I wrestled with posting this here because I don’t think this ought to be a political issue.  I don’t have any other way of publishing this in a public forum, save for a few letters to the editor I intend to write.  Please forgive any smattering of self-promotion this post may or may not create.  — Chris

I would like to see a permanent memorial designed and erected somewhere in honor of Heather Heyer.  As anyone who has been paying attention should know, Heyer, a 32 year old paralegal, was killed by a neo-Nazi at an alt-right rally in Charlottesville this past weekend.

NPR posted an article about Heyer’s remembrance, where many family members and other people who knew her spoke about her dedication to social justice and change.  Heyer’s grandfather said this about her as a child:

“In earlier years she wanted fairness. She wanted justice. She wanted everybody to get equal respect. And with an older brother, that got tough, because older brothers are going to get more privilege, you see, and she’d watch like a hawk and call that out … ‘Why can’t I do that?’ … We had a lot of fiery discussions. She wanted to understand your viewpoint; it didn’t seem right to her but she insisted on knowing your viewpoint.”

Heyer’s mother, Susan Bro, spoke of Heyer’s commitment and how we could best remember her daughter:

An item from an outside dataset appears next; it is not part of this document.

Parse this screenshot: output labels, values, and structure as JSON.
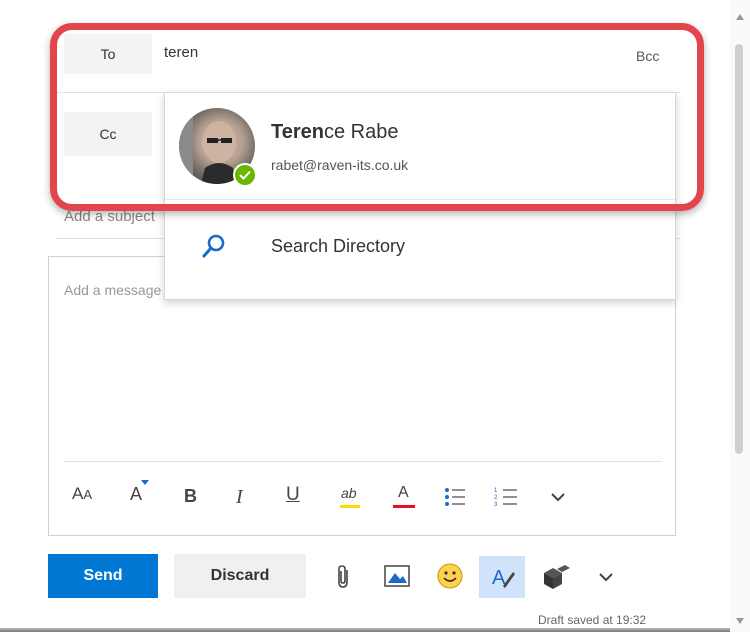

“Here’s the message: Although Heather is a caring and compassionate person, so are a lot of you. A lot of you go that extra mile. … We know that what she did was achievable.

“We don’t all have to die. We don’t all have to sacrifice our lives. They tried to kill my child to shut her up. Well, guess what. You just magnified her.

“So here’s what I want to happen. You asked me what can you do, so many caring people … I want this to spread. I don’t want this to die. This is just the beginning of Heather’s legacy. This is not the end of Heather’s legacy. You need to find in your heart that small spark of accountability: ‘What is there that I can do to make the world a better place, what injustice do I see and want to turn away?’ … You poke that finger at yourself like Heather would have done and you make it happen. You take that extra step. You find a way to make a difference in the world.

“My child had a high school education. She was no saint; she was hard to raise because everything was a negotiation, but you know what? She was a firm believer in whatever she believed. And let’s do that. Let’s find that spark of conviction, let’s find in ourselves that action, let’s spread this. Let’s have the uncomfortable dialogue. It ain’t easy. … It’s not all about forgiveness. … The truth is we are going to have our differences. Let’s channel that difference … that anger, not into hate, not into violence … but into righteous action.

“The conversations have to happen. That’s the only way that we’re going to carry Heather’s spark through.”

I would like to see a permanent memorial to Heyer, whether a statue of her or something else, placed at the former location of one of the confederate statues.  I am a lawyer, not a city planner or sculptor, and I have no idea how to go about raising money for this or approaching city leaders.

Given the words spoken about Heyer from her friends and family, it would be poetic justice to have a symbol of hate replaced with a memorial to a woman who died exercising her right to express her beliefs.

Does anyone out there have any experience with this?  Contact me and lets talk.

Updated: 16 Aug 2017